*** Information supplied ***

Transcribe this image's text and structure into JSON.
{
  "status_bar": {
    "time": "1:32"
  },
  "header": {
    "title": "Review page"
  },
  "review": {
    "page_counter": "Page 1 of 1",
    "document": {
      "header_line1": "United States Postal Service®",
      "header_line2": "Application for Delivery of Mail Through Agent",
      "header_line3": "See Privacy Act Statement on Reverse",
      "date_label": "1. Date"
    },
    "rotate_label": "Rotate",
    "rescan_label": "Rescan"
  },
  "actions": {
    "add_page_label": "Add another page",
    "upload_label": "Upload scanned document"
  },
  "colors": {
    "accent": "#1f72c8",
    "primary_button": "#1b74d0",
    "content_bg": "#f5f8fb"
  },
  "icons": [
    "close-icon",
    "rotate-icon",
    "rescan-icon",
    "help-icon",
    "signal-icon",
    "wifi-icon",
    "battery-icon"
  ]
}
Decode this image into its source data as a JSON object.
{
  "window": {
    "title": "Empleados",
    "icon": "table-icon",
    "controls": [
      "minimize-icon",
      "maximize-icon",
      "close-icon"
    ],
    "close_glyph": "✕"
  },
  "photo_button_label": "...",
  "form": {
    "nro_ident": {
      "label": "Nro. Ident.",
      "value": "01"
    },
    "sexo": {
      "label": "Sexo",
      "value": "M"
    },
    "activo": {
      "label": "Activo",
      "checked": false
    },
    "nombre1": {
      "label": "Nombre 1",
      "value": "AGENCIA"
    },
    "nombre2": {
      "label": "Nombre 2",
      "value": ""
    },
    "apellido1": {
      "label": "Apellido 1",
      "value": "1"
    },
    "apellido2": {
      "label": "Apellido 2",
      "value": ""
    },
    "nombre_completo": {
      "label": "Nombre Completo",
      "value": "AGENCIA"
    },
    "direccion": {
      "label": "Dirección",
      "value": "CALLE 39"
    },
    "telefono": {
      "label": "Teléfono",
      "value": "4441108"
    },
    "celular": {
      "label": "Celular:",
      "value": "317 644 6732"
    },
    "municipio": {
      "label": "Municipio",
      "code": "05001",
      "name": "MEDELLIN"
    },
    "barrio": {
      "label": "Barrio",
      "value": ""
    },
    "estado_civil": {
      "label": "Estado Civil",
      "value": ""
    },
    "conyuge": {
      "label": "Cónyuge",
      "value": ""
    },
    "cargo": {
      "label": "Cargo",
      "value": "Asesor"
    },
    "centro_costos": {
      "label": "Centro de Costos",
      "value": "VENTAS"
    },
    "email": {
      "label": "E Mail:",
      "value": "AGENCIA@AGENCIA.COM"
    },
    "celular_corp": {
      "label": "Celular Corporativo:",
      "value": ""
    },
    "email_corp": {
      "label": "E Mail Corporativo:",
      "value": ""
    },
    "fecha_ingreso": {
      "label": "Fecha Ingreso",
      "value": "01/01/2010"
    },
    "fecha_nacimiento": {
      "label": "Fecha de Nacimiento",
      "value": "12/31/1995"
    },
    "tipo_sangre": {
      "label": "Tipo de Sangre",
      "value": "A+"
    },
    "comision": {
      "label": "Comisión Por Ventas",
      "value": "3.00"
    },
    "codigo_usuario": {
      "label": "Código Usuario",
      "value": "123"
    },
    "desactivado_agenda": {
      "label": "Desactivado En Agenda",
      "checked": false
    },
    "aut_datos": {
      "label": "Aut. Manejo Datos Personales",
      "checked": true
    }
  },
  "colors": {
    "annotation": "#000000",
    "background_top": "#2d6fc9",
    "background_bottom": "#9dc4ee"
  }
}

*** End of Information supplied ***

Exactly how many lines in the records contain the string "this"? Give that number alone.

2